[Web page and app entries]
....................
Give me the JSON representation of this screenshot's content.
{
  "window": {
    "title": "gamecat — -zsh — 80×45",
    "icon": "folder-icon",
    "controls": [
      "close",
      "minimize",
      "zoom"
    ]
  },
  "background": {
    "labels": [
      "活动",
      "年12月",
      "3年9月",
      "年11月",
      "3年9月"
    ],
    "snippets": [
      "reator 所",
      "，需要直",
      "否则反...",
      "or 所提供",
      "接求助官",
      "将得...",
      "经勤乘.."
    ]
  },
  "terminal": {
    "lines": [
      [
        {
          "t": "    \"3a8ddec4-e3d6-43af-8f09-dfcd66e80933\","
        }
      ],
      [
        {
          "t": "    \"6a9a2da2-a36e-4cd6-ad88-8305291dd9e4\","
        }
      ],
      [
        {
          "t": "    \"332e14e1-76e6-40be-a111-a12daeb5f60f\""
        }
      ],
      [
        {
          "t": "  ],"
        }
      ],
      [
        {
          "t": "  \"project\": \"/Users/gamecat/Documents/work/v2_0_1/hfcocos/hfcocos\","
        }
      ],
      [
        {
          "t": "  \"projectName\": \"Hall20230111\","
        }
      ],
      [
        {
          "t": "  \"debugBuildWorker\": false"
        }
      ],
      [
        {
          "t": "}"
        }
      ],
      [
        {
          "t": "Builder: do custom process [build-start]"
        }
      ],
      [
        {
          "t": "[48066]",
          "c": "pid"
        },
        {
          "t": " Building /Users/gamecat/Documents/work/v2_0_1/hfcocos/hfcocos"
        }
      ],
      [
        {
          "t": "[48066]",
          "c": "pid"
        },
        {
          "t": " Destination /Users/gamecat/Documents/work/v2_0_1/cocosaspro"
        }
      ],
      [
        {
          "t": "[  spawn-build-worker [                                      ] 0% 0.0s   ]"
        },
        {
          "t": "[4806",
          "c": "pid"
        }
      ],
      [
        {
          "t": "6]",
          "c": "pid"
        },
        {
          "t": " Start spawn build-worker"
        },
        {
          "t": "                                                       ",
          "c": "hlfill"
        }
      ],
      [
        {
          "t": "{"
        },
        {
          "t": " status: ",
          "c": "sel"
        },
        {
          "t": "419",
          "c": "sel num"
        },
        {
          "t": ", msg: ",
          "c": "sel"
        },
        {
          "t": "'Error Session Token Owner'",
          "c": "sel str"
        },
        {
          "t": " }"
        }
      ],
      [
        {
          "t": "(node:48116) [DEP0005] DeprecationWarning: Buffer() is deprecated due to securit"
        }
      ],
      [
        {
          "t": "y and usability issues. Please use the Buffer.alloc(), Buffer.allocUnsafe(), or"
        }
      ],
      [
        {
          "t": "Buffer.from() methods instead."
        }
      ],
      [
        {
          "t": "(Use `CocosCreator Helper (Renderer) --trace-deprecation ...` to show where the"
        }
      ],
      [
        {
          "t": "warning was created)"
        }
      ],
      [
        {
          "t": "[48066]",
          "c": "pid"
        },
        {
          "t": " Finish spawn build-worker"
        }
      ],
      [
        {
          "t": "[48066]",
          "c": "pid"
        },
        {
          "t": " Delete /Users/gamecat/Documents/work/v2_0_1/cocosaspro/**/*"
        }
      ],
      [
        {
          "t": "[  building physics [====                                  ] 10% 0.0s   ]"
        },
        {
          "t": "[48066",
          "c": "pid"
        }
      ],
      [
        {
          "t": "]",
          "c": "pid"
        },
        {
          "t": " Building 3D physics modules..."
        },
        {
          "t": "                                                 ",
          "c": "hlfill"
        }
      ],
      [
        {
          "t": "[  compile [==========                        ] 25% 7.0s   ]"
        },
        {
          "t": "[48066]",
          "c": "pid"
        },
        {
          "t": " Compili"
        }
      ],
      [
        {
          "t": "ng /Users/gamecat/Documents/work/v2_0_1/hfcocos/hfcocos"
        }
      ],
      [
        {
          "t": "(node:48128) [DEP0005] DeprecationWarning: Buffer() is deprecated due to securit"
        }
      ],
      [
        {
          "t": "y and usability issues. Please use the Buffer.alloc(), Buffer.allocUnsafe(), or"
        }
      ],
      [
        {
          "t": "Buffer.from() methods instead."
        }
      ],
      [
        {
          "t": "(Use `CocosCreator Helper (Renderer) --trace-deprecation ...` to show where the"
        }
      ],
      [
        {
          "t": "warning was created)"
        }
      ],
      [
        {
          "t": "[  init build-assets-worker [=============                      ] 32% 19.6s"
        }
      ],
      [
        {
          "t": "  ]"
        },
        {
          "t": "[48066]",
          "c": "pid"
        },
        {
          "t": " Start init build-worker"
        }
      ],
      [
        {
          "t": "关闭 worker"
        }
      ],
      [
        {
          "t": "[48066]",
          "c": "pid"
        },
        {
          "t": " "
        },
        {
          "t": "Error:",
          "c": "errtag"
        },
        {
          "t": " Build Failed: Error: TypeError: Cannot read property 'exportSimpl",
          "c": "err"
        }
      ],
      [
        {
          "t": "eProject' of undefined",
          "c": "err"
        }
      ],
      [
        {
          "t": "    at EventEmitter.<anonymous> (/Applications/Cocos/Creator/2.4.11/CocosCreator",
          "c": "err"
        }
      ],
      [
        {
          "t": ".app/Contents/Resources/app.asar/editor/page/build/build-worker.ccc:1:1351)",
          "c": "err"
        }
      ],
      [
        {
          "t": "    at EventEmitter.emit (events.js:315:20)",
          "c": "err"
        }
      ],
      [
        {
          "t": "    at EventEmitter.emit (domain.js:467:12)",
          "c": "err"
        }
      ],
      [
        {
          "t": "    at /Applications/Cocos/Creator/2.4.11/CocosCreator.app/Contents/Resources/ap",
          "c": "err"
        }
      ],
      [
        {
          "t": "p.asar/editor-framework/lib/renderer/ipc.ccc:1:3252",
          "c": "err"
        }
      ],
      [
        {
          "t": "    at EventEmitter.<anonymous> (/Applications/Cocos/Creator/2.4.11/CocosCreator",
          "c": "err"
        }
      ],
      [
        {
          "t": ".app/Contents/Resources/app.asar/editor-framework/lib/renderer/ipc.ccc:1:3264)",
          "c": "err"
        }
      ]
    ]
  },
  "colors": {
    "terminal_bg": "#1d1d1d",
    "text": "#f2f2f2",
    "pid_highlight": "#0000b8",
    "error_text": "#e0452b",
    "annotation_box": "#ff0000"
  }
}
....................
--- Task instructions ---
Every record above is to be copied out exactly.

--- Exercise result ---
Give me the JSON representation of this screenshot's content.
{
  "window": {
    "title": "gamecat — -zsh — 80×45",
    "icon": "folder-icon",
    "controls": [
      "close",
      "minimize",
      "zoom"
    ]
  },
  "background": {
    "labels": [
      "活动",
      "年12月",
      "3年9月",
      "年11月",
      "3年9月"
    ],
    "snippets": [
      "reator 所",
      "，需要直",
      "否则反...",
      "or 所提供",
      "接求助官",
      "将得...",
      "经勤乘.."
    ]
  },
  "terminal": {
    "lines": [
      [
        {
          "t": "    \"3a8ddec4-e3d6-43af-8f09-dfcd66e80933\","
        }
      ],
      [
        {
          "t": "    \"6a9a2da2-a36e-4cd6-ad88-8305291dd9e4\","
        }
      ],
      [
        {
          "t": "    \"332e14e1-76e6-40be-a111-a12daeb5f60f\""
        }
      ],
      [
        {
          "t": "  ],"
        }
      ],
      [
        {
          "t": "  \"project\": \"/Users/gamecat/Documents/work/v2_0_1/hfcocos/hfcocos\","
        }
      ],
      [
        {
          "t": "  \"projectName\": \"Hall20230111\","
        }
      ],
      [
        {
          "t": "  \"debugBuildWorker\": false"
        }
      ],
      [
        {
          "t": "}"
        }
      ],
      [
        {
          "t": "Builder: do custom process [build-start]"
        }
      ],
      [
        {
          "t": "[48066]",
          "c": "pid"
        },
        {
          "t": " Building /Users/gamecat/Documents/work/v2_0_1/hfcocos/hfcocos"
        }
      ],
      [
        {
          "t": "[48066]",
          "c": "pid"
        },
        {
          "t": " Destination /Users/gamecat/Documents/work/v2_0_1/cocosaspro"
        }
      ],
      [
        {
          "t": "[  spawn-build-worker [                                      ] 0% 0.0s   ]"
        },
        {
          "t": "[4806",
          "c": "pid"
        }
      ],
      [
        {
          "t": "6]",
          "c": "pid"
        },
        {
          "t": " Start spawn build-worker"
        },
        {
          "t": "                                                       ",
          "c": "hlfill"
        }
      ],
      [
        {
          "t": "{"
        },
        {
          "t": " status: ",
          "c": "sel"
        },
        {
          "t": "419",
          "c": "sel num"
        },
        {
          "t": ", msg: ",
          "c": "sel"
        },
        {
          "t": "'Error Session Token Owner'",
          "c": "sel str"
        },
        {
          "t": " }"
        }
      ],
      [
        {
          "t": "(node:48116) [DEP0005] DeprecationWarning: Buffer() is deprecated due to securit"
        }
      ],
      [
        {
          "t": "y and usability issues. Please use the Buffer.alloc(), Buffer.allocUnsafe(), or"
        }
      ],
      [
        {
          "t": "Buffer.from() methods instead."
        }
      ],
      [
        {
          "t": "(Use `CocosCreator Helper (Renderer) --trace-deprecation ...` to show where the"
        }
      ],
      [
        {
          "t": "warning was created)"
        }
      ],
      [
        {
          "t": "[48066]",
          "c": "pid"
        },
        {
          "t": " Finish spawn build-worker"
        }
      ],
      [
        {
          "t": "[48066]",
          "c": "pid"
        },
        {
          "t": " Delete /Users/gamecat/Documents/work/v2_0_1/cocosaspro/**/*"
        }
      ],
      [
        {
          "t": "[  building physics [====                                  ] 10% 0.0s   ]"
        },
        {
          "t": "[48066",
          "c": "pid"
        }
      ],
      [
        {
          "t": "]",
          "c": "pid"
        },
        {
          "t": " Building 3D physics modules..."
        },
        {
          "t": "                                                 ",
          "c": "hlfill"
        }
      ],
      [
        {
          "t": "[  compile [==========                        ] 25% 7.0s   ]"
        },
        {
          "t": "[48066]",
          "c": "pid"
        },
        {
          "t": " Compili"
        }
      ],
      [
        {
          "t": "ng /Users/gamecat/Documents/work/v2_0_1/hfcocos/hfcocos"
        }
      ],
      [
        {
          "t": "(node:48128) [DEP0005] DeprecationWarning: Buffer() is deprecated due to securit"
        }
      ],
      [
        {
          "t": "y and usability issues. Please use the Buffer.alloc(), Buffer.allocUnsafe(), or"
        }
      ],
      [
        {
          "t": "Buffer.from() methods instead."
        }
      ],
      [
        {
          "t": "(Use `CocosCreator Helper (Renderer) --trace-deprecation ...` to show where the"
        }
      ],
      [
        {
          "t": "warning was created)"
        }
      ],
      [
        {
          "t": "[  init build-assets-worker [=============                      ] 32% 19.6s"
        }
      ],
      [
        {
          "t": "  ]"
        },
        {
          "t": "[48066]",
          "c": "pid"
        },
        {
          "t": " Start init build-worker"
        }
      ],
      [
        {
          "t": "关闭 worker"
        }
      ],
      [
        {
          "t": "[48066]",
          "c": "pid"
        },
        {
          "t": " "
        },
        {
          "t": "Error:",
          "c": "errtag"
        },
        {
          "t": " Build Failed: Error: TypeError: Cannot read property 'exportSimpl",
          "c": "err"
        }
      ],
      [
        {
          "t": "eProject' of undefined",
          "c": "err"
        }
      ],
      [
        {
          "t": "    at EventEmitter.<anonymous> (/Applications/Cocos/Creator/2.4.11/CocosCreator",
          "c": "err"
        }
      ],
      [
        {
          "t": ".app/Contents/Resources/app.asar/editor/page/build/build-worker.ccc:1:1351)",
          "c": "err"
        }
      ],
      [
        {
          "t": "    at EventEmitter.emit (events.js:315:20)",
          "c": "err"
        }
      ],
      [
        {
          "t": "    at EventEmitter.emit (domain.js:467:12)",
          "c": "err"
        }
      ],
      [
        {
          "t": "    at /Applications/Cocos/Creator/2.4.11/CocosCreator.app/Contents/Resources/ap",
          "c": "err"
        }
      ],
      [
        {
          "t": "p.asar/editor-framework/lib/renderer/ipc.ccc:1:3252",
          "c": "err"
        }
      ],
      [
        {
          "t": "    at EventEmitter.<anonymous> (/Applications/Cocos/Creator/2.4.11/CocosCreator",
          "c": "err"
        }
      ],
      [
        {
          "t": ".app/Contents/Resources/app.asar/editor-framework/lib/renderer/ipc.ccc:1:3264)",
          "c": "err"
        }
      ]
    ]
  },
  "colors": {
    "terminal_bg": "#1d1d1d",
    "text": "#f2f2f2",
    "pid_highlight": "#0000b8",
    "error_text": "#e0452b",
    "annotation_box": "#ff0000"
  }
}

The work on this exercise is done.